‘Wolf Planet’ by Oz Hardwick
‘Wolf Planet’ is subtitled ‘A Space Age Folktale’ and called an experimental prose poetry micro novella. It opens, ‘Ahead of schedule, we’re entering the realm of science fiction, strapping ourselves into reclining chairs, watching screens fill with a planet that looks something like the Earth we remember, but less detailed, less hospitable. Entering into the spirit of things, we adopt expressions of heroic concentration and end each sentence with Over.’ Once landed on the earth-like planet, it appears abandoned and very much urbanised.
Readers follow an unnamed narrator, a kind of everyman, who refers to an unnamed ‘you’ and the Big Bad Wolf – more ‘Three Little Pigs’ than ‘Red Riding Hood’ – ‘’On a bench on a corner, the Big Bad Wolf sits, blowing on rigid fingers bitten from hands that have fed him. It’s so cold that he can hide his yellow grin behind his own breath. He hands me a tourist guide that shows nothing but exit roads and the Canis Major Dwarf Galaxy, crosses himself, then crosses the street whistling “Jesus Wants Me For A Sunbeam,” his rough paw slapping a child’s tambourine.’ The narrator visits what looks like his childhood home, steeped in memory, then visits a friend who lets him and the wolf in. The role of ‘you’ is to listen rather than interact.
The prose has a dream-like quality as readers are taken on a dystopian journey where the present merges with the past and memories are fragmented, all with the ever present Big Bad Wolf, that is until it gets dark. The wolf always disappears before the moon rises. Here the wolf feels more like a conscience than a character, a presence that tags along and answers questions with stories. He cannot read but can remember. When the narrator askes ‘Who saw the first humans on that untidy planet?’, The wolf replies, ‘The Butcher, the Baker, the Candlestick Maker? I can’t see it myself. Though, if I squint just so – his left eye snaps shut like a bank vault, his right is a needle’s prick in a princess’s thumb – you all look like butchers to me.’

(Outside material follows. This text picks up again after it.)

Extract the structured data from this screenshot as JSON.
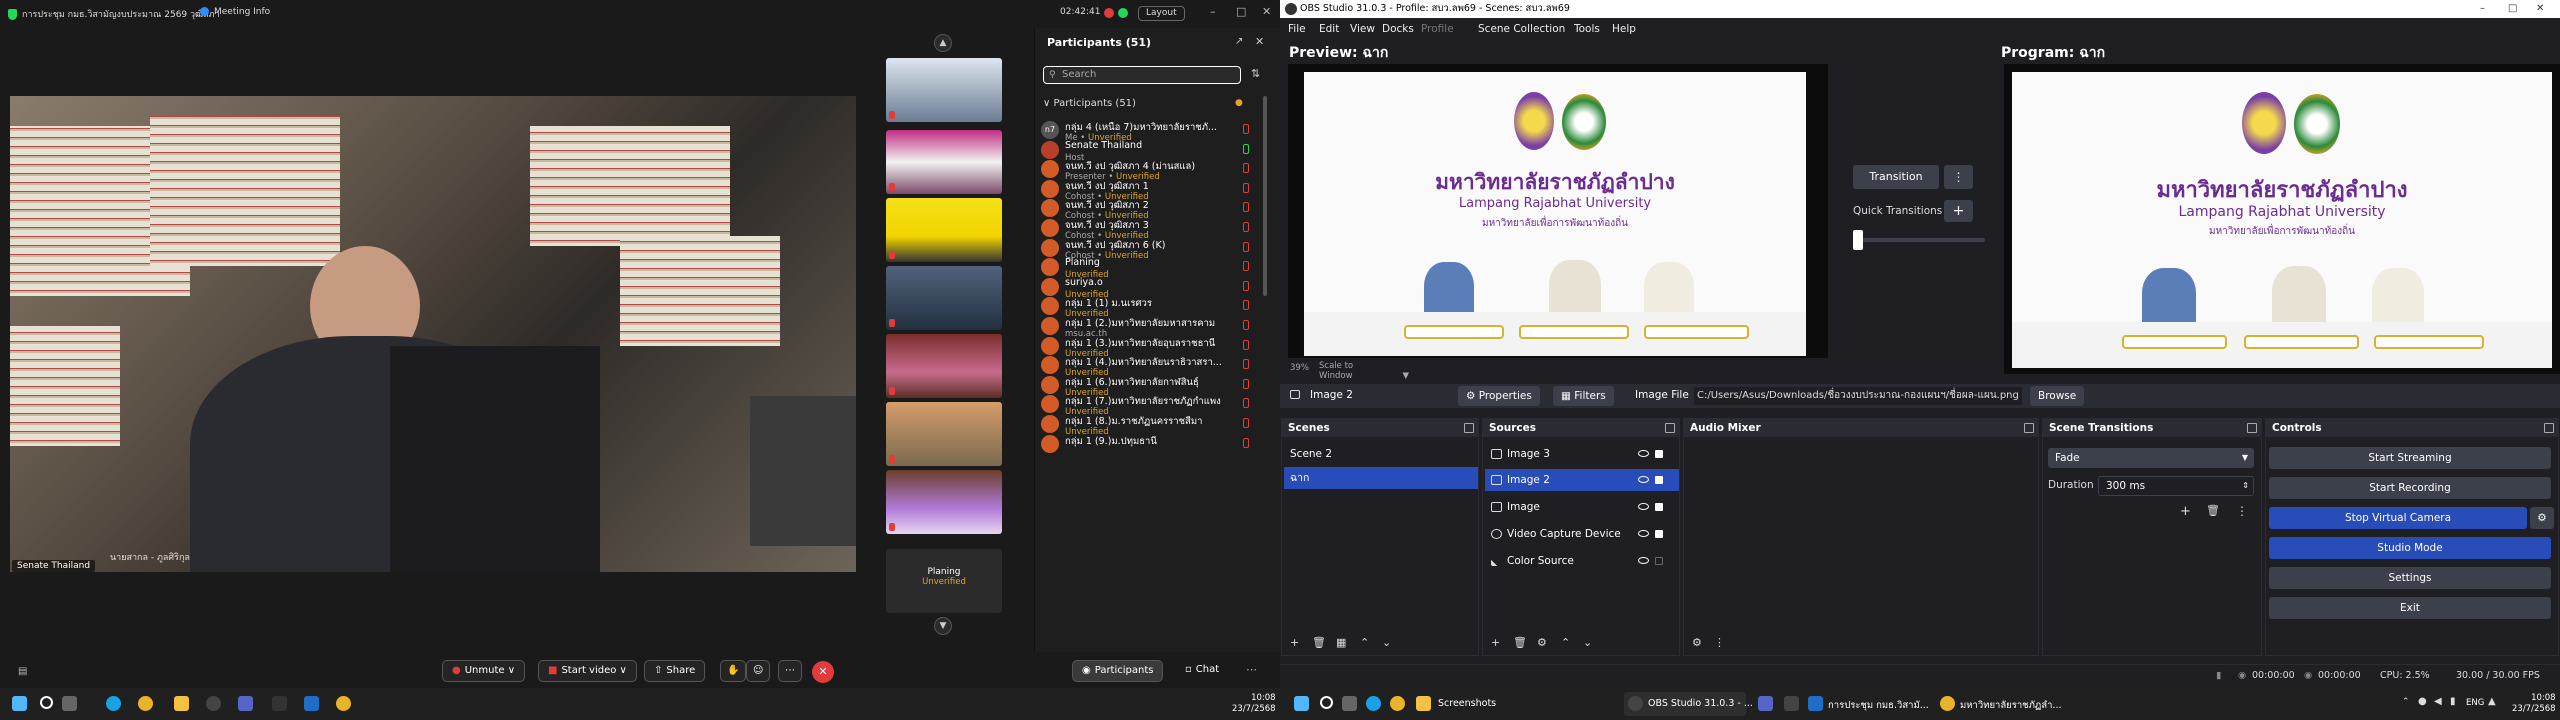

The wolf’s reply is a mix of nursery rhyme (Rub-a-Dub-Dub), fairy tale (Sleeping Beauty or Aurora) and snub (‘you all look like butchers to me’). The nursery rhyme has three men adrift, drawing stares from onlookers at the oddity of three men sailing. Sleeping Beauty was cast under a sleeping spell when she pricked her finger. The sense of dream meeting present time strongly comes across. With the last phrase, is the predator recognising another or is ‘butchers’ being used in the sense of sloppy work?
The story doesn’t follow a plot or narrative arc to a conclusion. The micro novella holds its own logic, readers don’t doubt the world they have been introduced to and immersed in. It asks a lot of questions. On the surface it can be read as a dystopian tale. ‘Wolf Planet’ also stands up to further scrutiny and themes of urbanisation, memory, the blurring of reality and states of consciousness and environmentalism emerge. Readers are free to read into it whatever morals they choose. Oz Hardwick has created, as the subtitle suggests, a folktale for the current age, one that intrigues, probes what makes us human and why we need stories.